---------- Material for this exercise ----------

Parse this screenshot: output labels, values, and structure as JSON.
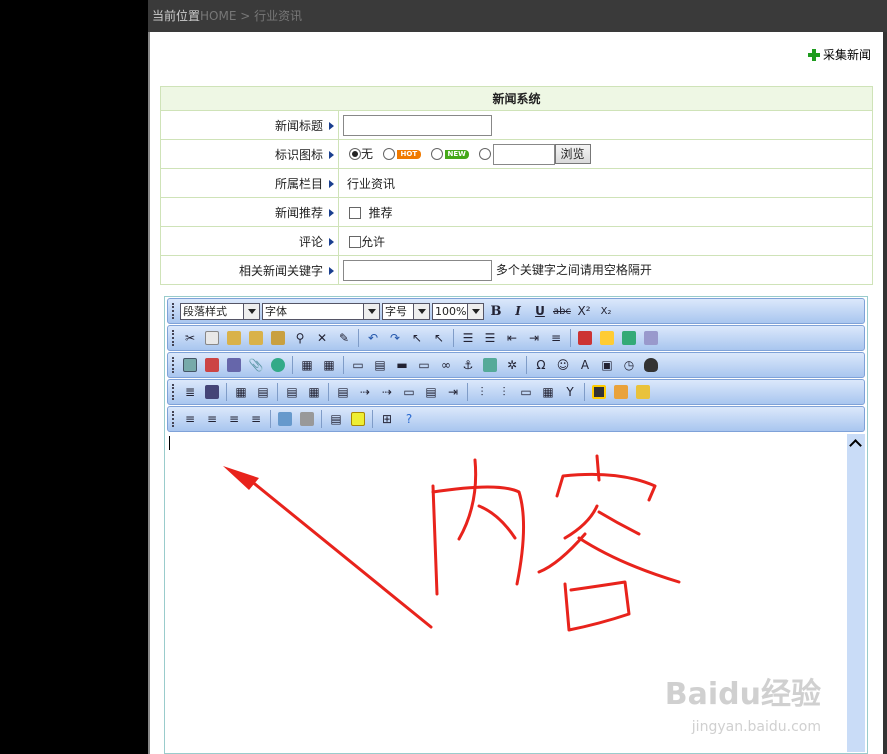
{
  "breadcrumb": {
    "current": "当前位置",
    "home": "HOME",
    "sep": " > ",
    "section": "行业资讯"
  },
  "collect_label": "采集新闻",
  "form": {
    "header": "新闻系统",
    "title_label": "新闻标题",
    "icon_label": "标识图标",
    "icon_none": "无",
    "icon_hot": "HOT",
    "icon_new": "NEW",
    "browse_label": "浏览",
    "category_label": "所属栏目",
    "category_value": "行业资讯",
    "recommend_label": "新闻推荐",
    "recommend_text": "推荐",
    "comment_label": "评论",
    "comment_text": "允许",
    "keywords_label": "相关新闻关键字",
    "keywords_hint": "多个关键字之间请用空格隔开"
  },
  "editor": {
    "paragraph_style": "段落样式",
    "font": "字体",
    "font_size": "字号",
    "zoom": "100%",
    "bold": "B",
    "italic": "I",
    "underline": "U",
    "strike": "abc",
    "superscript": "X²",
    "subscript": "X₂"
  },
  "annotation_text": "内容",
  "watermark": {
    "brand": "Baidu经验",
    "url": "jingyan.baidu.com"
  },
  "colors": {
    "accent_green": "#1e9c1e",
    "annotation_red": "#e8231c",
    "toolbar_blue": "#a9c6ef"
  }
}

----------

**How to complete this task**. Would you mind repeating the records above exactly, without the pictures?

**Your response**.
Parse this screenshot: output labels, values, and structure as JSON.
{
  "breadcrumb": {
    "current": "当前位置",
    "home": "HOME",
    "sep": " > ",
    "section": "行业资讯"
  },
  "collect_label": "采集新闻",
  "form": {
    "header": "新闻系统",
    "title_label": "新闻标题",
    "icon_label": "标识图标",
    "icon_none": "无",
    "icon_hot": "HOT",
    "icon_new": "NEW",
    "browse_label": "浏览",
    "category_label": "所属栏目",
    "category_value": "行业资讯",
    "recommend_label": "新闻推荐",
    "recommend_text": "推荐",
    "comment_label": "评论",
    "comment_text": "允许",
    "keywords_label": "相关新闻关键字",
    "keywords_hint": "多个关键字之间请用空格隔开"
  },
  "editor": {
    "paragraph_style": "段落样式",
    "font": "字体",
    "font_size": "字号",
    "zoom": "100%",
    "bold": "B",
    "italic": "I",
    "underline": "U",
    "strike": "abc",
    "superscript": "X²",
    "subscript": "X₂"
  },
  "annotation_text": "内容",
  "watermark": {
    "brand": "Baidu经验",
    "url": "jingyan.baidu.com"
  },
  "colors": {
    "accent_green": "#1e9c1e",
    "annotation_red": "#e8231c",
    "toolbar_blue": "#a9c6ef"
  }
}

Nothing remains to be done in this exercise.